Of course, this kind of bee buffet works better on organic farms than massive industrial operations. Nevertheless, the idea to use native pollinators has spread over the last few years from California to farms across the country, all the way to Washington, D.C. Nationwide 60,000 acres of pollinator-specific habitat will be put aside over the next year or two. In 2009, the U.S. Department of Agriculture’s Natural Resources Conservation Service set aside $330,000 from the farm bill for pollination projects in California as well as some of the largest blueberry and cherry operations in Florida, New Hampshire and Oregon.

“Farmers really are stewards of the land. They believe in trying to do things the right way,” says Jessa Guisse, who works with Xerxes to educate and partner with California farmers. She relies heavily on science coming out of UC Davis and Berkeley to help inform farmers.

“The work out at the UC is some of the best work in the country right now,” says Mace Vaughan, who oversees national pollinator work for Xerxes. “They are actually demonstrating the benefits.”

But coming up with specific bee instructions for farmers is hardly straightforward. Differing bee tastes are just the start; they also need someplace to live. Most native bees nest in the ground, while others occupy tubular tunnels, and a few even drill holes in wood. Plus, they may not emerge to start pollinating at the same time of year as honey bees. Farmers wanting to attract native bees have to be careful about plowing their fields and knowing when native bees are likely to become active.

UC Davis’ Williams is working on a way to perhaps pinpoint bee hotspots throughout the state to concentrate efforts. Even so, it may be decades before scientists have a clear understanding of how the diverse tapestry of native bees affects a farm field.

It may be worth it, though. Kremen is still determining the dollar value of native bees, but she says even with minimal effort, farmers may already be getting 25 to 30 percent of their pollination for free from bees they have never heard of. That likely translates to billions of dollars even before the first honey bee touches down. And increasingly farmers are starting to see a potential savior in their own back yard.

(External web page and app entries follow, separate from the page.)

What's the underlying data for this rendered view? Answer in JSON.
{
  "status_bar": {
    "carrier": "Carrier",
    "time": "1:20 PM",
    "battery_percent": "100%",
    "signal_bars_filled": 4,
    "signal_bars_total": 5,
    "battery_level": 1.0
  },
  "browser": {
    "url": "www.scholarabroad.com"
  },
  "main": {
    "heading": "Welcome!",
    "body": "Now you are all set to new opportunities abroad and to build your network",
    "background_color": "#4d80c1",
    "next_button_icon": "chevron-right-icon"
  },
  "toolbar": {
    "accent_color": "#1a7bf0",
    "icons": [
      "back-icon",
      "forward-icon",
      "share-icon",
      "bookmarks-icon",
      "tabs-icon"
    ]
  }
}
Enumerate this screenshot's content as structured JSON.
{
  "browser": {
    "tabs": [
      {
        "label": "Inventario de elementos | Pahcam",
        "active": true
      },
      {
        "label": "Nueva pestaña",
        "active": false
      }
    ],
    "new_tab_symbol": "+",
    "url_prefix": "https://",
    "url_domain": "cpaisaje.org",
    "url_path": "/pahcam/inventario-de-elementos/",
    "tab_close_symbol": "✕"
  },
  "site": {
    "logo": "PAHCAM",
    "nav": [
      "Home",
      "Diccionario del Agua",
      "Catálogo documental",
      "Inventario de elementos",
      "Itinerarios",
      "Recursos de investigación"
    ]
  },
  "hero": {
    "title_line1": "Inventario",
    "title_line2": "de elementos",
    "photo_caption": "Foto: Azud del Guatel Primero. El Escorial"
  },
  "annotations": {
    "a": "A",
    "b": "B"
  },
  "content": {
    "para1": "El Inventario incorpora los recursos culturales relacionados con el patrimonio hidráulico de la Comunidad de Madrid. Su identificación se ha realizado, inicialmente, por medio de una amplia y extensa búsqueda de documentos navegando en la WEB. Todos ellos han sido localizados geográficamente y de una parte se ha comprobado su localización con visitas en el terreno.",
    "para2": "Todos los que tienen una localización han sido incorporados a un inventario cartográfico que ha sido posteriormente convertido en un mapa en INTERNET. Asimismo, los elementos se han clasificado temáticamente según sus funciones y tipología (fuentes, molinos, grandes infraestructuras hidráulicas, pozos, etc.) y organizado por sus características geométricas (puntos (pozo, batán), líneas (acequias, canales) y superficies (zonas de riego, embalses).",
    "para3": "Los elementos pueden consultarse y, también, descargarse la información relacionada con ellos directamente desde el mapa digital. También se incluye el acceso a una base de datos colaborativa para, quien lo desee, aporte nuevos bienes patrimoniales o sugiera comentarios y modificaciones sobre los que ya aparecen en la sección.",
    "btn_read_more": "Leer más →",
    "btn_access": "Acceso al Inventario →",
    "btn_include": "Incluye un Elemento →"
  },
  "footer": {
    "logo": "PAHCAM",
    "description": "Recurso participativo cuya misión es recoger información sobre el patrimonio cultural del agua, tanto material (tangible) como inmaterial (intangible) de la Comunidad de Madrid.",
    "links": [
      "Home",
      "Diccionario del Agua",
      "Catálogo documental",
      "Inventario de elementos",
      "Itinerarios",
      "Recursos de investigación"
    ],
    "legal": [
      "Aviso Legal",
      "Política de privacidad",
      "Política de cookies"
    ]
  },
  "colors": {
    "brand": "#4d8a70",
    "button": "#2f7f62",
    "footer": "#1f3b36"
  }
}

“Nothing beats taking a farmer out to squeeze squash flowers (in their fields) and finding squash bees,” says Vaughan, who often leads farm bug-finding tours. “And the farmer suddenly says, ‘I get it.’”